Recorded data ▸
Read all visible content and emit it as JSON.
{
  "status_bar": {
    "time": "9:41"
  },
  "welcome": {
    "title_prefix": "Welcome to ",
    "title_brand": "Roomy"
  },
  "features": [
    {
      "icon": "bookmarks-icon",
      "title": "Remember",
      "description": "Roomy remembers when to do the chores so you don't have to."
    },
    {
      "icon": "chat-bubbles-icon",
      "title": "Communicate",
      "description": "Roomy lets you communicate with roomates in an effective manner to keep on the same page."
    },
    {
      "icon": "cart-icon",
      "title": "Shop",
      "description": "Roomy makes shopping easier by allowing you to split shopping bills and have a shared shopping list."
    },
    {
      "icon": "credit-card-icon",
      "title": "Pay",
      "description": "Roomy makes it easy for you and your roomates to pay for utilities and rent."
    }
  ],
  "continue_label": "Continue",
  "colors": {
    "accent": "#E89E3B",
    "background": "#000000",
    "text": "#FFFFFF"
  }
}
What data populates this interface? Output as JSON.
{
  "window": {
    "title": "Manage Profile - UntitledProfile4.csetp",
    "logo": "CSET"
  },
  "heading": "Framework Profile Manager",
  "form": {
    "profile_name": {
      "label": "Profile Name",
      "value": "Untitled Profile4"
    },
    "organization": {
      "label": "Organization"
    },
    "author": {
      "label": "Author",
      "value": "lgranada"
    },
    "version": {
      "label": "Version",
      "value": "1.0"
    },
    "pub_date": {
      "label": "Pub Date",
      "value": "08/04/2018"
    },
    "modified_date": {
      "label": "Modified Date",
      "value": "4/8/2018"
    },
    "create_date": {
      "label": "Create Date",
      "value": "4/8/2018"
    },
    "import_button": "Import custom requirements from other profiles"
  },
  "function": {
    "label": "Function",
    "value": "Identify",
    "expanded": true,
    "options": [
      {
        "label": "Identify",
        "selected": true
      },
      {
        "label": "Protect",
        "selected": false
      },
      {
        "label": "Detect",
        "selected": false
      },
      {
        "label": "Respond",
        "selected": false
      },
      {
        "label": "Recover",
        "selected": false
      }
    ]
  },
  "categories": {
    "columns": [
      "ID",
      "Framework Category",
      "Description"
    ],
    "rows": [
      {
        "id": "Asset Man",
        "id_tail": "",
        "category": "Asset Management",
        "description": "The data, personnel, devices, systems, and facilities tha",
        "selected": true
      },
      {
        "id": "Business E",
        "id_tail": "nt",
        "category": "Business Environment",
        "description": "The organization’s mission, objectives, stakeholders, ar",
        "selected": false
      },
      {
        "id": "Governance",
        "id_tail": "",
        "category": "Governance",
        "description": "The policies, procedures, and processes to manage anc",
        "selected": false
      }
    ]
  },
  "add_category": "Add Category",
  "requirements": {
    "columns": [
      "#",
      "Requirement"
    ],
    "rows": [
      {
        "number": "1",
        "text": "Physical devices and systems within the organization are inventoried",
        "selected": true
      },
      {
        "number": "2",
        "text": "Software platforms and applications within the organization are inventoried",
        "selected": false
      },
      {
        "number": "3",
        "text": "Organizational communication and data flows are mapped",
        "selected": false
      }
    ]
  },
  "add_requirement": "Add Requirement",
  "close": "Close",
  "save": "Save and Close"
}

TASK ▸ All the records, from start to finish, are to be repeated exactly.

RESPONSE AREA ▸
Read all visible content and emit it as JSON.
{
  "status_bar": {
    "time": "9:41"
  },
  "welcome": {
    "title_prefix": "Welcome to ",
    "title_brand": "Roomy"
  },
  "features": [
    {
      "icon": "bookmarks-icon",
      "title": "Remember",
      "description": "Roomy remembers when to do the chores so you don't have to."
    },
    {
      "icon": "chat-bubbles-icon",
      "title": "Communicate",
      "description": "Roomy lets you communicate with roomates in an effective manner to keep on the same page."
    },
    {
      "icon": "cart-icon",
      "title": "Shop",
      "description": "Roomy makes shopping easier by allowing you to split shopping bills and have a shared shopping list."
    },
    {
      "icon": "credit-card-icon",
      "title": "Pay",
      "description": "Roomy makes it easy for you and your roomates to pay for utilities and rent."
    }
  ],
  "continue_label": "Continue",
  "colors": {
    "accent": "#E89E3B",
    "background": "#000000",
    "text": "#FFFFFF"
  }
}
What data populates this interface? Output as JSON.
{
  "window": {
    "title": "Manage Profile - UntitledProfile4.csetp",
    "logo": "CSET"
  },
  "heading": "Framework Profile Manager",
  "form": {
    "profile_name": {
      "label": "Profile Name",
      "value": "Untitled Profile4"
    },
    "organization": {
      "label": "Organization"
    },
    "author": {
      "label": "Author",
      "value": "lgranada"
    },
    "version": {
      "label": "Version",
      "value": "1.0"
    },
    "pub_date": {
      "label": "Pub Date",
      "value": "08/04/2018"
    },
    "modified_date": {
      "label": "Modified Date",
      "value": "4/8/2018"
    },
    "create_date": {
      "label": "Create Date",
      "value": "4/8/2018"
    },
    "import_button": "Import custom requirements from other profiles"
  },
  "function": {
    "label": "Function",
    "value": "Identify",
    "expanded": true,
    "options": [
      {
        "label": "Identify",
        "selected": true
      },
      {
        "label": "Protect",
        "selected": false
      },
      {
        "label": "Detect",
        "selected": false
      },
      {
        "label": "Respond",
        "selected": false
      },
      {
        "label": "Recover",
        "selected": false
      }
    ]
  },
  "categories": {
    "columns": [
      "ID",
      "Framework Category",
      "Description"
    ],
    "rows": [
      {
        "id": "Asset Man",
        "id_tail": "",
        "category": "Asset Management",
        "description": "The data, personnel, devices, systems, and facilities tha",
        "selected": true
      },
      {
        "id": "Business E",
        "id_tail": "nt",
        "category": "Business Environment",
        "description": "The organization’s mission, objectives, stakeholders, ar",
        "selected": false
      },
      {
        "id": "Governance",
        "id_tail": "",
        "category": "Governance",
        "description": "The policies, procedures, and processes to manage anc",
        "selected": false
      }
    ]
  },
  "add_category": "Add Category",
  "requirements": {
    "columns": [
      "#",
      "Requirement"
    ],
    "rows": [
      {
        "number": "1",
        "text": "Physical devices and systems within the organization are inventoried",
        "selected": true
      },
      {
        "number": "2",
        "text": "Software platforms and applications within the organization are inventoried",
        "selected": false
      },
      {
        "number": "3",
        "text": "Organizational communication and data flows are mapped",
        "selected": false
      }
    ]
  },
  "add_requirement": "Add Requirement",
  "close": "Close",
  "save": "Save and Close"
}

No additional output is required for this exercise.